The Harley-Davidson motorcycle company manufactured a three-wheeled motorcyle known as the Servi-Car from 1932 to 1973. The Servi-Car had one wheel in the front and two wheels in the back. A box could be positioned between the two back wheels to carry cargo. Harley envisioned the Servi-Car for use for garages and service stations as a way to get mechanics quickly to automobile customers. But for several years the United States Postal Service used Servi-Cars to deliver mail.
Motorcycles and Mail
Businesses began using motorcycles equipped with sidecars for deliveries in the second decade of the 20th century. The sidecar could hold cargo, while the motorcycle could maneuver in tight spaces and use less gas than a car. By 1914 the United States Postal Service ordered 4,800 motorcycle and sidecar units from Harley-Davidson to use to deliver mail on rural routes, where mail carriers sometimes had to drive miles between deliveries.
In 1908, the Postal Service experimented with three-wheeled motorcycles, the forerunner of the Servi-Car, for mail.
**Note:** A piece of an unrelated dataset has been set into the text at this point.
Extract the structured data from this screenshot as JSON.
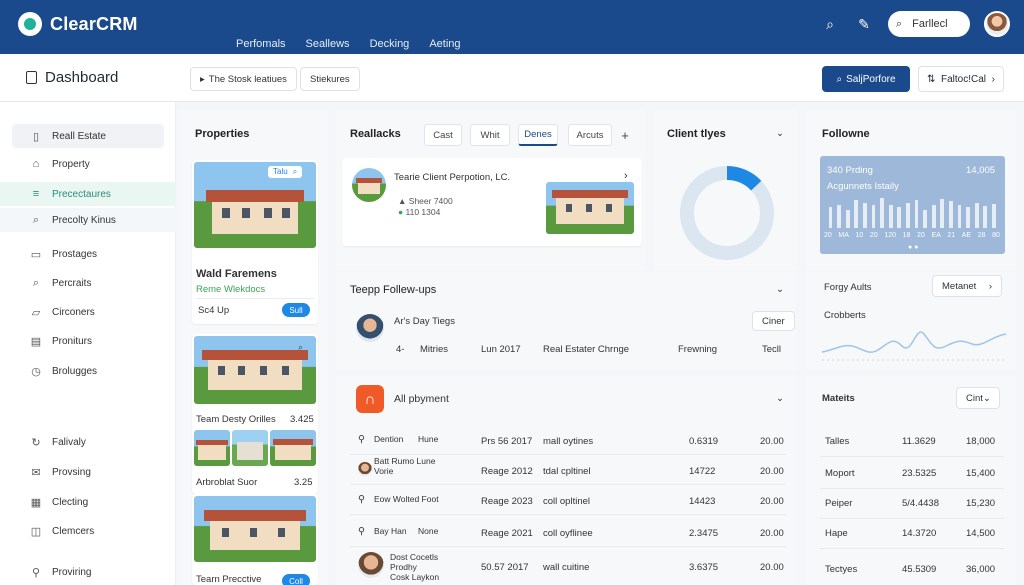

According to the U.S. Postal Museum, these vehicles solved the problem of where to put the mail, but they did not perform well on rural roads and the USPS eventually abandoned the plan to use them. They motorcycle and sidecar combination held up better on long rural routes, though maneuvering with the sidecar took skill and the amount of mail a carrier could handle was limited.
Advantages of the Servi-Car
A 1934 brochure for the Servi-Car advertises the vehicle as ideal for delivery packages at much less cost than driving a car or truck. The Servi-Car’s cart could handle 500 lbs. of mail and used less gas than a car or truck. With the box in the center back, the Servi-Car was easier to navigate. The box provided space for an advertising logo or the Postal Service legend. But no record exists of the Postal Service using the Servi-Car on any kind of large scale.
Decline of the Servi-Car
By the 1930s the USPS was focused on developing a fleet of trucks to deliver mail. Trucks could carry more parcels and mail and kept the postal carrier out of the weather, a concern during cold, snowy winters, wet springs and hot summers. In cities, smaller Cushman vehicles were almost as economical to operate as Servi-Cars and offered the advantage of an enclosed cab to protect the driver.